The Harlot's Progress - William Hogarth

William Hogarth A Harlots Progress.  Britain’s only dedicated cartoon museum is celebrating its 10th birthday with a joyous exhibition of The Great British Graphic Novel. From literary adaptations, modern retellings of the classics, and autobiography, to fantasy, political biographies, histories and more, the Great British Graphic novel covers every conceivable genre of storytelling, and the very best of each will be …

William Hogarth (English, “Arrival in London” from the series “A Harlot’s Progress,” Indianapolis Museum of Art, Gift of William George Sullivan,

A Georgian Christmas -- George I reintroduces the tradition of Christmas pudding

may be over, but any day is a good day to make Philadelphia Fish House Punch: That famous blend of cognac, peach brandy, rum, black tea and citrus.

William Hogart (1738) The Four Times of Day Plate II, Noon

William Hogarth 'Noon from Four Times of the Day'. St Giles Church and Rookery (slum)

William Hogarth 027 - Brothel - Wikipedia

William Hogarth 027 - Brothel - Wikipedia, the free encyclopedia

"Taste in High Life",1746 William Hogarth http://georgianromancewriter.blogspot.co.uk/

Silver Service Slavery: The Black Presence in the White Home - William Hogarth, 'Taste in High Life', England,

18th century prostitute hogarth

William Hogarth A Harlot's Progress Plate III, The Harlot at Her Dwelling in Drury Lane

Textile manufacturing, in particular silk weaving, formed the largest single occupation for the French refugees.
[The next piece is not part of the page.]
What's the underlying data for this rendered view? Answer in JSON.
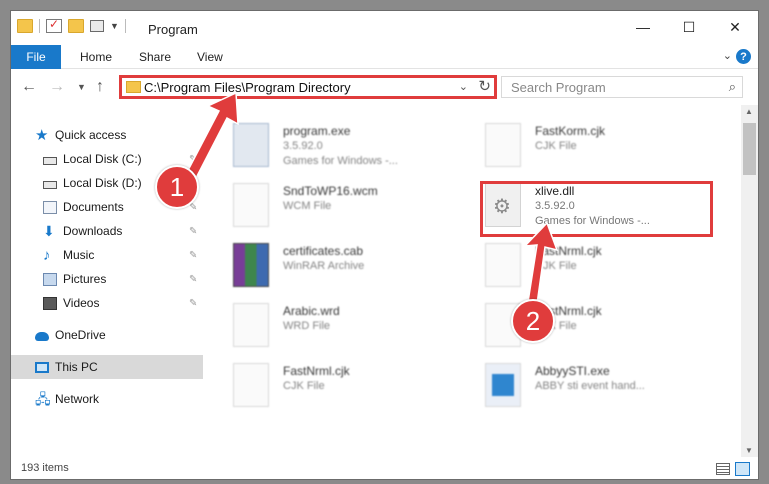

This work was concentrated in Spitalfields, and a substantial number of large workshops were established. These employed many hands and made their owners extremely wealthy. By 1747 Hogarth could knowingly depict his "Industrious Apprentice", Francis Goodchild, entrusted with a large silk-ribbon manufactory in Spitalfields, on his way to becoming Lord Mayor of London. This…

From the Harvard Art Museums’ collections The Industrious 'Prentice a Favorite and Entrusted by his Master

Michael Finney Antique Prints - William Hogarth - The Four Stages of Cruelty.

Les 3 'The Four Stages of Cruelty' Door William Hogarth (Vanderbilt University Art Gallery, Nashville, TN)